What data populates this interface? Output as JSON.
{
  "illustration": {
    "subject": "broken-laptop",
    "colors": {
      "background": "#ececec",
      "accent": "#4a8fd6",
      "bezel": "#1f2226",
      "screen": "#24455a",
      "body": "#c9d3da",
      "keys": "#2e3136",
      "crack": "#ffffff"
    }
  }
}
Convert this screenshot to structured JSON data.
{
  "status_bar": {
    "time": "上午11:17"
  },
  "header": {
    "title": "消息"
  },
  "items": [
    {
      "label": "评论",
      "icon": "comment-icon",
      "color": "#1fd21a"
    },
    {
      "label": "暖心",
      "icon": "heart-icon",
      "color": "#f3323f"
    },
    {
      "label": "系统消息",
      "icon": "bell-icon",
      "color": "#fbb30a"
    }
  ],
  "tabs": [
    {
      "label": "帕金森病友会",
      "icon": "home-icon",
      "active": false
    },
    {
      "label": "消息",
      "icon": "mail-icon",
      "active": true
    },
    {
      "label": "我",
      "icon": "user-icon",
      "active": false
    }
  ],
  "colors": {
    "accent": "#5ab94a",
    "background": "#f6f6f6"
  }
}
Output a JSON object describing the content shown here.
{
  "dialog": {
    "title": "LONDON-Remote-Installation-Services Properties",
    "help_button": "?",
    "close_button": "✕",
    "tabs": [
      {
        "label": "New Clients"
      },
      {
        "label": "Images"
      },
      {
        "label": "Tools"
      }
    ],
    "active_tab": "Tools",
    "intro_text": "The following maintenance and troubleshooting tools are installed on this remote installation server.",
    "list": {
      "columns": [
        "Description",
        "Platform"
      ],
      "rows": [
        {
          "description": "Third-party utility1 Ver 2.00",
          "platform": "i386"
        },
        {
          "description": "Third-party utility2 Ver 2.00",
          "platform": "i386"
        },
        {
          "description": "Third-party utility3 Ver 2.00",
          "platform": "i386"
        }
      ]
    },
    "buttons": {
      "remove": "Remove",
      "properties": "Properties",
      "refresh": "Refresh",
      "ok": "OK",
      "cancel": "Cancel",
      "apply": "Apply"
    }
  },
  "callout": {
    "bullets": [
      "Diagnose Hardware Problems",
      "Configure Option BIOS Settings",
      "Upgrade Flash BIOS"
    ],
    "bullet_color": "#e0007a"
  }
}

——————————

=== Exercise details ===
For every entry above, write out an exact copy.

=== Output of the task ===
What data populates this interface? Output as JSON.
{
  "illustration": {
    "subject": "broken-laptop",
    "colors": {
      "background": "#ececec",
      "accent": "#4a8fd6",
      "bezel": "#1f2226",
      "screen": "#24455a",
      "body": "#c9d3da",
      "keys": "#2e3136",
      "crack": "#ffffff"
    }
  }
}
Convert this screenshot to structured JSON data.
{
  "status_bar": {
    "time": "上午11:17"
  },
  "header": {
    "title": "消息"
  },
  "items": [
    {
      "label": "评论",
      "icon": "comment-icon",
      "color": "#1fd21a"
    },
    {
      "label": "暖心",
      "icon": "heart-icon",
      "color": "#f3323f"
    },
    {
      "label": "系统消息",
      "icon": "bell-icon",
      "color": "#fbb30a"
    }
  ],
  "tabs": [
    {
      "label": "帕金森病友会",
      "icon": "home-icon",
      "active": false
    },
    {
      "label": "消息",
      "icon": "mail-icon",
      "active": true
    },
    {
      "label": "我",
      "icon": "user-icon",
      "active": false
    }
  ],
  "colors": {
    "accent": "#5ab94a",
    "background": "#f6f6f6"
  }
}
Output a JSON object describing the content shown here.
{
  "dialog": {
    "title": "LONDON-Remote-Installation-Services Properties",
    "help_button": "?",
    "close_button": "✕",
    "tabs": [
      {
        "label": "New Clients"
      },
      {
        "label": "Images"
      },
      {
        "label": "Tools"
      }
    ],
    "active_tab": "Tools",
    "intro_text": "The following maintenance and troubleshooting tools are installed on this remote installation server.",
    "list": {
      "columns": [
        "Description",
        "Platform"
      ],
      "rows": [
        {
          "description": "Third-party utility1 Ver 2.00",
          "platform": "i386"
        },
        {
          "description": "Third-party utility2 Ver 2.00",
          "platform": "i386"
        },
        {
          "description": "Third-party utility3 Ver 2.00",
          "platform": "i386"
        }
      ]
    },
    "buttons": {
      "remove": "Remove",
      "properties": "Properties",
      "refresh": "Refresh",
      "ok": "OK",
      "cancel": "Cancel",
      "apply": "Apply"
    }
  },
  "callout": {
    "bullets": [
      "Diagnose Hardware Problems",
      "Configure Option BIOS Settings",
      "Upgrade Flash BIOS"
    ],
    "bullet_color": "#e0007a"
  }
}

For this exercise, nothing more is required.